Kaffir Lime leaves

By Ivy Knight

/Sep 23 2016




If you are a fan of Thai or Indonesian cuisine, no doubt you are familiar with the fragrant, lemon-lime perfume of the Kaffir lime leaf. Also known as the makrut lime, the shiny, deep green leaves, similar in size to bay leaves, but distinguished by a unique, hourglass shape, add a distinctive, South Asian flavour and appeal to soups, stews, curries and even desserts. And once you get used to cooking with them, you just may find yourself going out of your way to use them at every opportunity.


Kaffir lime leaves are often more readily available dried, but if you are lucky enough to obtain them when they are fresh, definitely give them a try. Any unused fresh lime leaves can be frozen and used for later use. We always have a package of dried lime leaves in the pantry, and anytime we’re cooking with coconut milk, whether it is for a Thai curry or butter chicken, we like to add a few dried kaffir lime-leaves to the pot and leave it on a low simmer for an hour or so. The soft, slightly tangy lime-essence is released from the leaves as the sauce cooks, adding a fresh and aromatic counter-point to the more pungent flavours of ginger, garlic or chili, and an invigorating “wake-up” call to the rich, dreamy, velvety quality of coconut milk.
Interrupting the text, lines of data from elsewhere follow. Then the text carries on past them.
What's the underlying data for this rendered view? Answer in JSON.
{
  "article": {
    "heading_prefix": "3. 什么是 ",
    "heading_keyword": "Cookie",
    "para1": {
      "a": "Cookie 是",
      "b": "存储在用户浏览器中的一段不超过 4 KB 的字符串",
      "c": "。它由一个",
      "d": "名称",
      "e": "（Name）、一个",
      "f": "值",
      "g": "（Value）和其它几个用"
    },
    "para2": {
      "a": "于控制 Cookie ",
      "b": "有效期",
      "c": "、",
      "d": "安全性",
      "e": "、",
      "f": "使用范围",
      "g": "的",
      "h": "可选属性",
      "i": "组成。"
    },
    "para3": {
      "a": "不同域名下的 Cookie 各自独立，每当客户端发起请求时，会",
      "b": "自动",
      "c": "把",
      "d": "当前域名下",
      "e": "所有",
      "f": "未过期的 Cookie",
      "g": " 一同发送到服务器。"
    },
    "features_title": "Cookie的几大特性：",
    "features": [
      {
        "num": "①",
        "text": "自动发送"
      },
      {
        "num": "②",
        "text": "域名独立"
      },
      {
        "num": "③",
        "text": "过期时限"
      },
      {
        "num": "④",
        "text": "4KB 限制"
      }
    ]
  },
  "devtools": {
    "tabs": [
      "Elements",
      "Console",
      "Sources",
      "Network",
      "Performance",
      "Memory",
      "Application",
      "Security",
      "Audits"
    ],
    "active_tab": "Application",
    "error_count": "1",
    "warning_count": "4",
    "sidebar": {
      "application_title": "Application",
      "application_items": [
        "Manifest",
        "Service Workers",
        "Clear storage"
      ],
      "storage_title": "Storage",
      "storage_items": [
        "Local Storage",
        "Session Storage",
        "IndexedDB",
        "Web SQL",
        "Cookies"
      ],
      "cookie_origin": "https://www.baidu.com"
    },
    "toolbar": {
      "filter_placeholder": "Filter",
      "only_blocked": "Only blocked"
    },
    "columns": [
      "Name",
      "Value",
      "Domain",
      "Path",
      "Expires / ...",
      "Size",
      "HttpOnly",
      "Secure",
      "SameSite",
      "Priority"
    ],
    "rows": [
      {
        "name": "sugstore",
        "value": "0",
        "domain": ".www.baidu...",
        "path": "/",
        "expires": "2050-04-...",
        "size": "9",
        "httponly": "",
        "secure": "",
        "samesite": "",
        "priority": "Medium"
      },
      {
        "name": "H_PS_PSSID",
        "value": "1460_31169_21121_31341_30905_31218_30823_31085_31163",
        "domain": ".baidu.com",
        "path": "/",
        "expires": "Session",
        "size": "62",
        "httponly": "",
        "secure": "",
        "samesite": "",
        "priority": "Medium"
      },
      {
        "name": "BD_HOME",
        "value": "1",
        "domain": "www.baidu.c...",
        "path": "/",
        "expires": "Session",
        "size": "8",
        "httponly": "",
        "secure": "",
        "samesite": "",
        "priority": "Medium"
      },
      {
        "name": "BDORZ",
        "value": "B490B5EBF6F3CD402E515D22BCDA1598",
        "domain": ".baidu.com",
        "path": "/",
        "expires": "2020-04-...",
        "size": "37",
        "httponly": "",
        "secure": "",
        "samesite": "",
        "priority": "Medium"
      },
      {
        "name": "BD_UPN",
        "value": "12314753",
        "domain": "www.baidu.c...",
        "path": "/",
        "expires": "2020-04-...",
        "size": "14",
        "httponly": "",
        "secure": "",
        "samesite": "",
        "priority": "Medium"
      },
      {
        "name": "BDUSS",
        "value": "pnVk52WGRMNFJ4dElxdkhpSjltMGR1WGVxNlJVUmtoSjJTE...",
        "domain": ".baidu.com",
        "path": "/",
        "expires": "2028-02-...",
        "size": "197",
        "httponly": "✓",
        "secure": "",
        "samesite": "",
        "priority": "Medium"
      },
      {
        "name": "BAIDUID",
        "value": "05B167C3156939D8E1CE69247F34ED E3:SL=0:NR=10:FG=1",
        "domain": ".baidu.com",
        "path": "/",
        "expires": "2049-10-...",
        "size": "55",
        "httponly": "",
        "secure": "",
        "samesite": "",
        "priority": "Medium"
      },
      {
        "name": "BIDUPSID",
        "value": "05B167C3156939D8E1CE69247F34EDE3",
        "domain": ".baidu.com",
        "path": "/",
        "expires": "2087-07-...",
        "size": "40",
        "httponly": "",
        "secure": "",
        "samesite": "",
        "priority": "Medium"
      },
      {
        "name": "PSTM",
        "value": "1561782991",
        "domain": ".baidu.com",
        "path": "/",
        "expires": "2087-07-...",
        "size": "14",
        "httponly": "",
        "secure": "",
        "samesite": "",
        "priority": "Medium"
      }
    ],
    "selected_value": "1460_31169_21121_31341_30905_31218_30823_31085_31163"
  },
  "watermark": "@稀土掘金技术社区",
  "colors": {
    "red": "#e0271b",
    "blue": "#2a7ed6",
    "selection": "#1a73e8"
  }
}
Fresh kaffir lime leaves are also great in a marinade for fish, pork or chicken too. Basically most dishes that have cardamom, cilantro, cumin and curry as components will benefit from the presence of a few leaves. Just remember to discard them after cooking or marinating, as you would a bay leaf.


kaffir limes

kaffir limes


Since it is now officially fall, and pumpkins are sure to be popping up all over at any moment, we thought we’d have a go at making a big pot of  creamy, delicious pumpkin soup –with a twist! This soup is given a Thai makeover with the addition of coconut milk, tom yum paste and kaffir lime. Familiar and exotic, this delightful vegan soup is a perfect marriage of old world and new. Maybe something you’d like to try this thanksgiving.




Thai Pumpkin Soup

1 medium onion, chopped

2 tablespoons vegetable oil

3 cups pumpkin, peeled and chopped

2 tablespoons tom yum paste

5 or 6 dried kaffir lime leaves

3 cups water

1 can coconut milk

salt and pepper

In a large saucepan sauteé onion in oil until soft. Add pumpkin, tom yum paste, lime leaves and water. Bring to a boil, reduce heat and let simmer about half an hour. Remove from heat and remove leaves. Using an immersion blender or blender, pureé soup until smooth. Add coconut milk and return to low heat. Serve with chopped cilantro and a small swirl of yogurt.